§ **Task to carry out**: Using the records that follow, work out the number of lines with the word "labels" in them; reply with that number only.

§ **Recorded data**:
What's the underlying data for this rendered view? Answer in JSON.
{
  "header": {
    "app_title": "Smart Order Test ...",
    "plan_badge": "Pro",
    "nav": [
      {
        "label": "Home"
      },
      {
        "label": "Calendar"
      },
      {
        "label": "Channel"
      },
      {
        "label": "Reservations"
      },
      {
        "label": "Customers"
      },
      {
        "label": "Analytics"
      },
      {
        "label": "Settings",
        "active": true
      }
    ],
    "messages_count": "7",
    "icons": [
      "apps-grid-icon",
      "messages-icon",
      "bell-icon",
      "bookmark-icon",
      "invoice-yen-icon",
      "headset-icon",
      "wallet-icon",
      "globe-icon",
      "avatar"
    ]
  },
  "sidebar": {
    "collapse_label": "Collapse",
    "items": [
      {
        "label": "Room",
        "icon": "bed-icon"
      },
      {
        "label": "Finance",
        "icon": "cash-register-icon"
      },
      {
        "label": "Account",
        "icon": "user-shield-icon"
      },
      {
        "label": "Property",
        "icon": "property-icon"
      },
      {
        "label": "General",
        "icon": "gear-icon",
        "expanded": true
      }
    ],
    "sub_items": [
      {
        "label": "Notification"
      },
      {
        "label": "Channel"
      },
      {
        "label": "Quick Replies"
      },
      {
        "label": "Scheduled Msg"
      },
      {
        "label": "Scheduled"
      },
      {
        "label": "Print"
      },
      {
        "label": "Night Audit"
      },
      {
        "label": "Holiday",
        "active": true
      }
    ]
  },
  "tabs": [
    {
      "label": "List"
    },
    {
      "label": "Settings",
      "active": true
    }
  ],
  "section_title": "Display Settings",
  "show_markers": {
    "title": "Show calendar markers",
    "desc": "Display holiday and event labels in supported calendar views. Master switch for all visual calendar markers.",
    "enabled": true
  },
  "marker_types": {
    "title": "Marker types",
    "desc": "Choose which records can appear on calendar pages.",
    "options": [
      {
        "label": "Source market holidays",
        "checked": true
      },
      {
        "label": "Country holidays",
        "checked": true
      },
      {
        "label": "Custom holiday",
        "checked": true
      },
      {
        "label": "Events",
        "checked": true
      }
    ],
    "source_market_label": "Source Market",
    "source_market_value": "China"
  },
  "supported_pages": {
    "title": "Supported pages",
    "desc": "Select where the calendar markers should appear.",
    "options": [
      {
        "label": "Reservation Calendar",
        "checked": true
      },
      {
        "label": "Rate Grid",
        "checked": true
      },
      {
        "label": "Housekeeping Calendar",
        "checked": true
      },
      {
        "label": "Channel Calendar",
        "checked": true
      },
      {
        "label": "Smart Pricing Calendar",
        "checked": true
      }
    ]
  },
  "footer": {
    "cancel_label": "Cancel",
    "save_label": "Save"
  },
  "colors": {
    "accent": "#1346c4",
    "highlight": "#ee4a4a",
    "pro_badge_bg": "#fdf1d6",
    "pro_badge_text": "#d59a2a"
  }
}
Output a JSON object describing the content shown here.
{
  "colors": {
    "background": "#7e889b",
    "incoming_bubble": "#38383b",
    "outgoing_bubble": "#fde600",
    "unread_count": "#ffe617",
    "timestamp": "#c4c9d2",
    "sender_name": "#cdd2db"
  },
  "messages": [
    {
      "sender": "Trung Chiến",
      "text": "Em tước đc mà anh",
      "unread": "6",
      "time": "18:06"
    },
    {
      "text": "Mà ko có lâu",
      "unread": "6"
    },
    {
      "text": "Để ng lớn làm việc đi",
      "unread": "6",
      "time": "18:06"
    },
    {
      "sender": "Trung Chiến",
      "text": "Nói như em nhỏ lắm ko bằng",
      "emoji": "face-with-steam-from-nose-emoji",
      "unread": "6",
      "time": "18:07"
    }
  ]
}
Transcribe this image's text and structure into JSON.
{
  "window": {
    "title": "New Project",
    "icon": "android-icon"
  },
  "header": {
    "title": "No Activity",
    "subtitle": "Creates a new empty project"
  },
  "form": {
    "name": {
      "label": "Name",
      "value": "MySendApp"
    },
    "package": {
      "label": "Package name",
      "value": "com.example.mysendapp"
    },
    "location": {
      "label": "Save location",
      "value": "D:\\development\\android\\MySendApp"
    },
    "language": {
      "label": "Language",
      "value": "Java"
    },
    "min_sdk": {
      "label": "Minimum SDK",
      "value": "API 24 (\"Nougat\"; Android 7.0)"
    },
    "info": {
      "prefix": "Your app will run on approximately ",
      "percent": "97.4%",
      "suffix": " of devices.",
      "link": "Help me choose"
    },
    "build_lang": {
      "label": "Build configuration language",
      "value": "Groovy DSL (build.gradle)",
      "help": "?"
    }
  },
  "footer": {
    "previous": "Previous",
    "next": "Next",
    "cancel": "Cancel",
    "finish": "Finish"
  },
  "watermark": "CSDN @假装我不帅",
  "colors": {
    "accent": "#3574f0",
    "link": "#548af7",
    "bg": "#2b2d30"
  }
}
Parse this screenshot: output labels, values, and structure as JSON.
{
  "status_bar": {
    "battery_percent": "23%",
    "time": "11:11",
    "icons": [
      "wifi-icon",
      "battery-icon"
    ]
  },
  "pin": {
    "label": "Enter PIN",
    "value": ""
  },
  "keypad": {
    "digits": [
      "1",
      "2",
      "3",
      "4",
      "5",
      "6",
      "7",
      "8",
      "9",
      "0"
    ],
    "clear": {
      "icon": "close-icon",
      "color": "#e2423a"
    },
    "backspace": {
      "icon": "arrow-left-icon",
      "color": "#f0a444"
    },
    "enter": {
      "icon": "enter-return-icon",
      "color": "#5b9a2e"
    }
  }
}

§ **Response for this exercise**: 2